Gosh. The case of the week starts off being about cops and race – a white cop shooting an undercover black cop. A few sharp, perfectly-pitched turns later, however, and it’s about cops and corruption, Facebook and the power of disinformation, and the end (?) of Diane’s marriage and Jay’s patience with a system where the right thing to do can be so very, very wrong.
There are plenty of laughs to be had from the micro-targeting story and Diane having a rare old time running rings around Judge Trig Mullaney, but it’s the more serious stuff which has the most impact this week. Christine Baranski is magnificent, the look on her silent face during the courtroom scenes in particular saying more than reams of dialogue could. And Nyambi Nyambi and Delroy Lindo are terrific too in a confrontation between Jay and Adrian teeming with suppressed rage.
If I have one quibble, it’s that the show might be in danger of falling into

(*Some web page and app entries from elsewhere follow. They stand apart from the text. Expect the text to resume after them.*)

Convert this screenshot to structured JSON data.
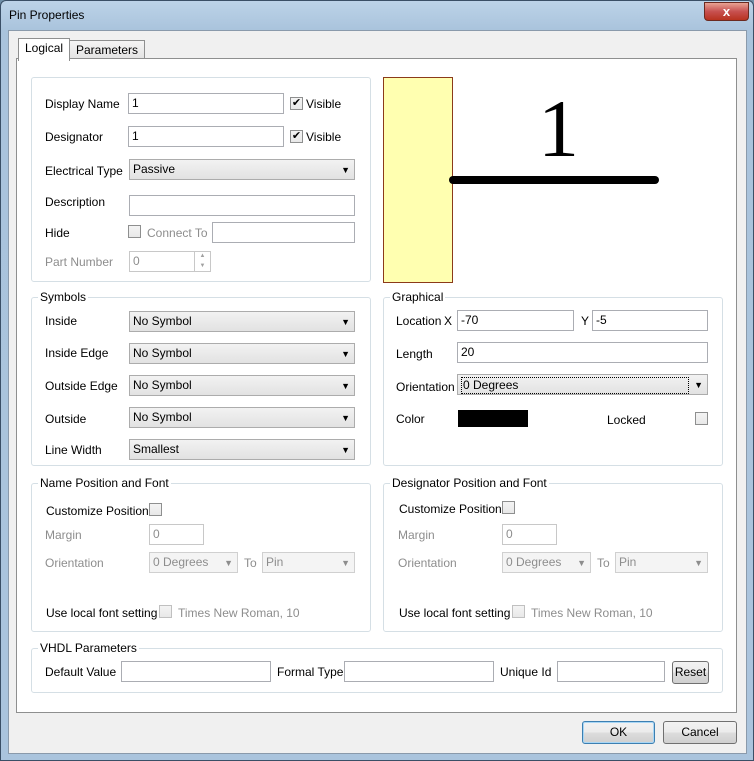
{
  "window": {
    "title": "Pin Properties",
    "close_symbol": "x"
  },
  "tabs": [
    {
      "label": "Logical"
    },
    {
      "label": "Parameters"
    }
  ],
  "logical": {
    "display_name": {
      "label": "Display Name",
      "value": "1",
      "visible_label": "Visible",
      "visible_checked": true
    },
    "designator": {
      "label": "Designator",
      "value": "1",
      "visible_label": "Visible",
      "visible_checked": true
    },
    "electrical_type": {
      "label": "Electrical Type",
      "value": "Passive"
    },
    "description": {
      "label": "Description",
      "value": ""
    },
    "hide": {
      "label": "Hide",
      "checked": false,
      "connect_to_label": "Connect To",
      "connect_to_value": ""
    },
    "part_number": {
      "label": "Part Number",
      "value": "0"
    }
  },
  "preview": {
    "pin_number": "1",
    "body_color": "#ffffb0"
  },
  "symbols": {
    "title": "Symbols",
    "inside": {
      "label": "Inside",
      "value": "No Symbol"
    },
    "inside_edge": {
      "label": "Inside Edge",
      "value": "No Symbol"
    },
    "outside_edge": {
      "label": "Outside Edge",
      "value": "No Symbol"
    },
    "outside": {
      "label": "Outside",
      "value": "No Symbol"
    },
    "line_width": {
      "label": "Line Width",
      "value": "Smallest"
    }
  },
  "graphical": {
    "title": "Graphical",
    "location_label": "Location",
    "x_label": "X",
    "x_value": "-70",
    "y_label": "Y",
    "y_value": "-5",
    "length_label": "Length",
    "length_value": "20",
    "orientation_label": "Orientation",
    "orientation_value": "0 Degrees",
    "color_label": "Color",
    "color_value": "#000000",
    "locked_label": "Locked",
    "locked_checked": false
  },
  "name_position": {
    "title": "Name Position and Font",
    "customize_label": "Customize Position",
    "margin_label": "Margin",
    "margin_value": "0",
    "orientation_label": "Orientation",
    "orientation_value": "0 Degrees",
    "to_label": "To",
    "to_value": "Pin",
    "font_label": "Use local font setting",
    "font_value": "Times New Roman, 10"
  },
  "designator_position": {
    "title": "Designator Position and Font",
    "customize_label": "Customize Position",
    "margin_label": "Margin",
    "margin_value": "0",
    "orientation_label": "Orientation",
    "orientation_value": "0 Degrees",
    "to_label": "To",
    "to_value": "Pin",
    "font_label": "Use local font setting",
    "font_value": "Times New Roman, 10"
  },
  "vhdl": {
    "title": "VHDL Parameters",
    "default_value_label": "Default Value",
    "default_value": "",
    "formal_type_label": "Formal Type",
    "formal_type": "",
    "unique_id_label": "Unique Id",
    "unique_id": "",
    "reset_label": "Reset"
  },
  "footer": {
    "ok_label": "OK",
    "cancel_label": "Cancel"
  }
}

Clarissa Marissa Explains It All territory – the same character magically coming up with the answer every week became a real problem for The Good Wife and Kalinda the Magic Sexpot. Since Marissa is much funnier and much sunnier than the morose Kalinda ever was, though, and watching her solve problems is always a delight, I don’t think I’ve really got anything to complain about.
If this week’s TGF doesn’t quite hit last week’s heady heights for me, it comes very close – it’s only because I don’t care about Maia’s love life and I don’t quite know yet what the show’s trying to say about Marissa’s that it falls short at all. Those quibbles aside, though, everything in the other two main stories – both political, both handled with aplomb – is as awesome as we’ve come to expect from The Good Fight.

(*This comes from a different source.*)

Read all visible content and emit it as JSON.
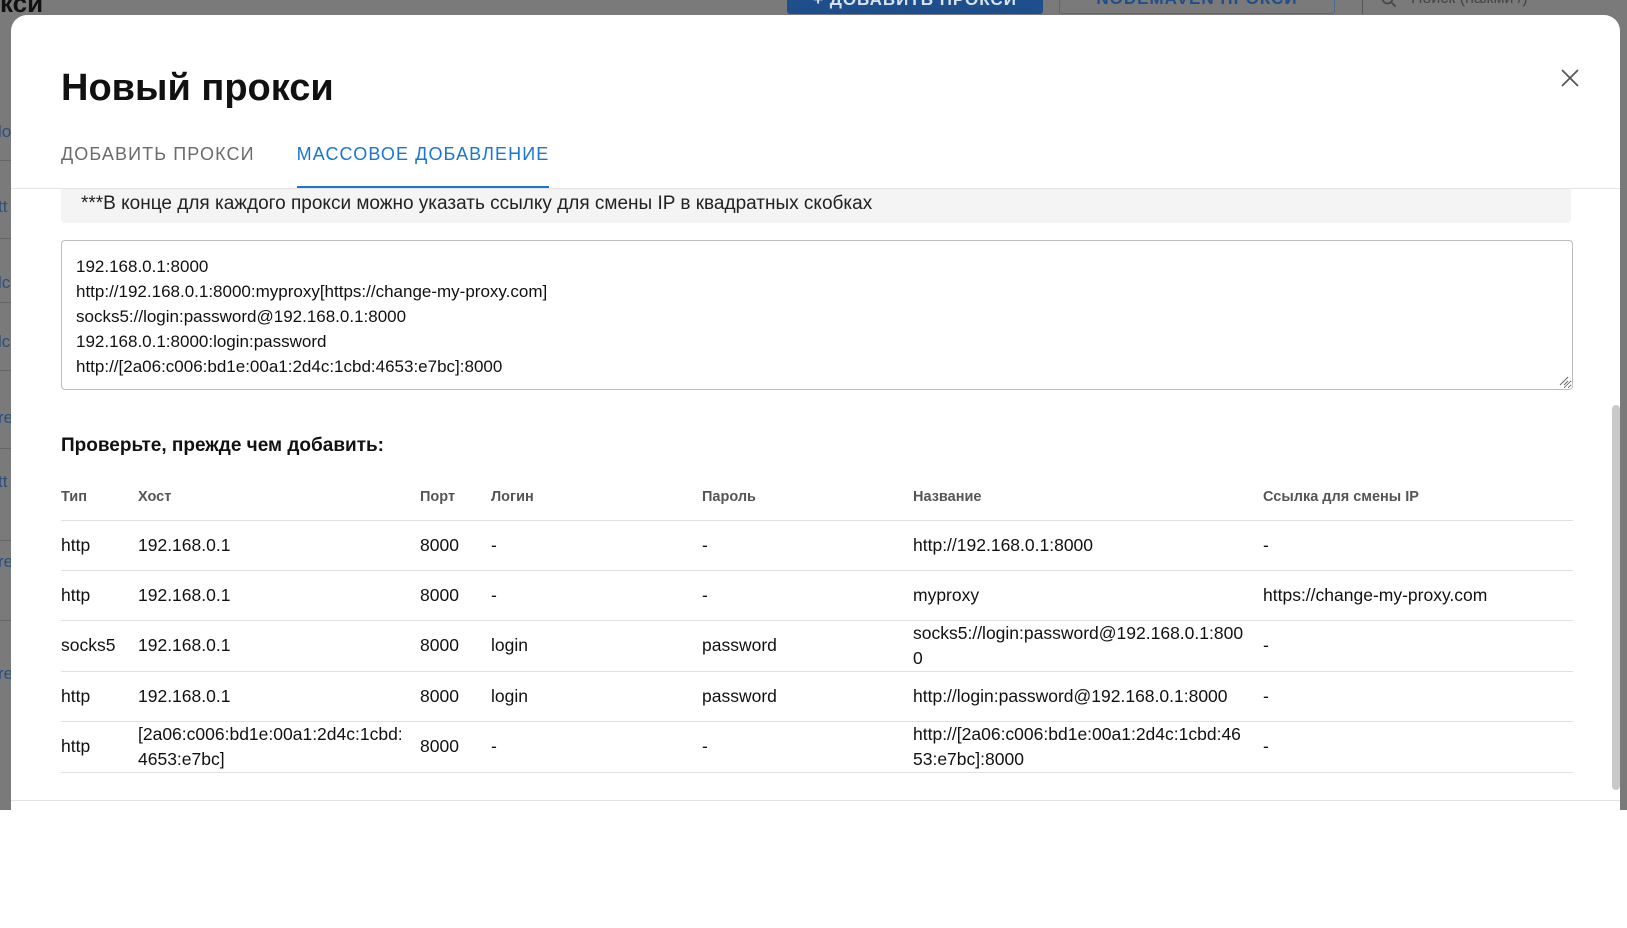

The magnificent combination of Christine Baranski, Delroy Lindo, Audra McDonald and Michael Boatman is joined by tv royalty Margo Martindale as the visiting DNC rep, and the ensuing battles about the rights and wrongs and how-tos of impeachment are dazzling: as witty as they are smart, and as sharp and pointed as they are fantastic fun. And they manage to get an Avengers and Justice League reference in there, which makes one half of unpopcult very pleased indeed. Heh.
As the partners duke it out in the conference room, meanwhile, Lucca is pulled into a different political campaign entirely with Colin’s unstoppable mum successfully luring her into his run for Congress. (I really like Colin – have I mentioned that?) Running for office storylines could sometimes be a mixed bag for The Good Wife – when they worked, they worked brilliantly; when they didn’t, we got Alicia’s campaign for DA – so it’s maybe too early to say how this one will pan out. But on the strength of this first outing, with the intriguing, amusing political director; the hilariously shameless Francesca; and a singing rabbit reminding me of this, it’s all looking pretty great so far. Maia’s love-life or not, “Day 450” is superb.